  24. 24. Reporting on errors in GA Goals and Intelligence Alerts Dashboards Custom Reports (Segmentation) (Content Grouping)
  25. 25. Why use Goals? Powerful standard reports ● ● Conversion rate everywhere in GA Reverse Goal Path Report ○ ○ ● What were people looking at in steps before error Very useful for internal broken links! Goal URLs Report ○ Great if Goal has been configured to match more than one error
  26. 26. Bonus: Intelligence Alerts ● Configure an Intelligence Alert for key ‘error’ goals ● Set up an automatic daily email alert ○ ○ ● Will arrive far too late in this timezone But still useful in case you did not check or notice Special reason: the Intelligence Alert system will attempt to identify the source of the change for you ○ Not always successful but sometimes works very well

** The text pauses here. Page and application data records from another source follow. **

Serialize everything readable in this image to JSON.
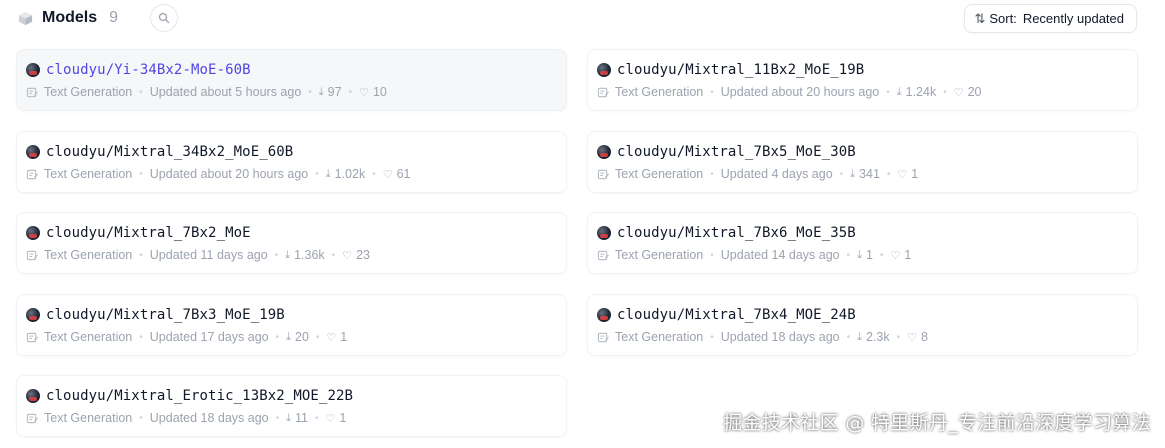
{
  "header": {
    "title": "Models",
    "count": "9",
    "sort_prefix": "Sort:",
    "sort_value": "Recently updated"
  },
  "cards": [
    {
      "name": "cloudyu/Yi-34Bx2-MoE-60B",
      "task": "Text Generation",
      "updated": "Updated about 5 hours ago",
      "downloads": "97",
      "likes": "10"
    },
    {
      "name": "cloudyu/Mixtral_11Bx2_MoE_19B",
      "task": "Text Generation",
      "updated": "Updated about 20 hours ago",
      "downloads": "1.24k",
      "likes": "20"
    },
    {
      "name": "cloudyu/Mixtral_34Bx2_MoE_60B",
      "task": "Text Generation",
      "updated": "Updated about 20 hours ago",
      "downloads": "1.02k",
      "likes": "61"
    },
    {
      "name": "cloudyu/Mixtral_7Bx5_MoE_30B",
      "task": "Text Generation",
      "updated": "Updated 4 days ago",
      "downloads": "341",
      "likes": "1"
    },
    {
      "name": "cloudyu/Mixtral_7Bx2_MoE",
      "task": "Text Generation",
      "updated": "Updated 11 days ago",
      "downloads": "1.36k",
      "likes": "23"
    },
    {
      "name": "cloudyu/Mixtral_7Bx6_MoE_35B",
      "task": "Text Generation",
      "updated": "Updated 14 days ago",
      "downloads": "1",
      "likes": "1"
    },
    {
      "name": "cloudyu/Mixtral_7Bx3_MoE_19B",
      "task": "Text Generation",
      "updated": "Updated 17 days ago",
      "downloads": "20",
      "likes": "1"
    },
    {
      "name": "cloudyu/Mixtral_7Bx4_MOE_24B",
      "task": "Text Generation",
      "updated": "Updated 18 days ago",
      "downloads": "2.3k",
      "likes": "8"
    },
    {
      "name": "cloudyu/Mixtral_Erotic_13Bx2_MOE_22B",
      "task": "Text Generation",
      "updated": "Updated 18 days ago",
      "downloads": "11",
      "likes": "1"
    }
  ],
  "watermark": "掘金技术社区 @ 特里斯丹_专注前沿深度学习算法",
  "colors": {
    "accent": "#4f46e5",
    "muted": "#9ca3af",
    "border": "#e5e7eb"
  }
}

  27. 27. Choice: which view for goals Should you use a separate view for ‘error goals’? ● For: if you normally use the GA ‘All goals’ rolled-up metrics then having goals for ‘bad’ things will mess up your reports ● Against: if you keep ‘error goals’ outside your normal working views, how often will you check (e.g. you can’t include in standard dashboards) I don’t use ‘all goals’ so I prefer to have ‘read and react’ goals in working views
  28. 28. Examples of Read and React Goals Characteristics: ● ● ● You can take action in hours Can change rapidly from day to day Can be caused by off-site or user-generated content 404 page ● ● ● ● If conversion rate jumps Find source of broken link Fix if on-site Contact source if off-site (or post good link if it’s user-generated content and use chance to engage with potential visitors!) Rejected promo code ● ● ● If ‘bad’ code is common because it’s confusing (0/o/O, i/I/l) configure an extra matching code Learn lesson and don’t use ambiguous codes If ‘bad’ code is one-off on user-generated site visit the site, apologise and post a ‘good’ code (engage with visitors)
  29. 29. Dashboards: really powerful Great example of when to use a Real Time Widget: ● ● ● ● ● ● ● ● ● ● RT: active visitors with errors RT: the active 404 error pages RT: the other active error pages External source/medium of errors External referring sites (only) Adwords target errors Error conversion rate Error completions Source of internal bad links (Goal previous step!) Bad link requested (Goal completion URL) Include just conversion in other dashboards
  30. 30. Custom Reports: Vital Filter to focus on what counts
  31. 31. Pick only the metrics you need
  32. 32. Those checkout errors
  33. 33. Comparison view?
  34. 34. Actual numbers = actual money
  35. 35. Different people - (source/medium drill down)
  36. 36. Segment ideas ‘User’ scope segments: Potential to compare effect of error messages over different visits ‘Sequence’ segment rules: Possibility for looking at impact of errors at different stages of visit Original segments: Great for looking at impact of with/without error(s) on macro-conversion
  37. 37. Content Grouping Thoughts Same question as with VPV path Group errors with original page or Group errors as dedicated group
  38. 38. Summary Errors are a proxy for usability problems Each error message is a small cry of pain from your visitor Each error message is a tiny dent in your brand’s reputation Tracking errors in GA lets you see where the points of friction are Measuring errors allows you to prioritise improvements Improvements likely to bring enough short-term income to pay for work Real big pay-off will be in customer lifetime value in multi-channel world
  39. 39. Resources Bundle of all my Superweek2014 Links: Great article on form validation: Includes link to Luke Wroblewski post “When compared to our control version, the inline validation form with the best performance showed compelling improvements across all the data we measured. Specifically, we saw: ● ● ● ● ● a 22% increase in success rates, a 22% decrease in errors made, a 31% increase in satisfaction rating, a 42% decrease in completion times, and a 47% decrease in the number of eye fixations.” Great advice on error messages: My first blog post on the subject: Includes very useful discussion thread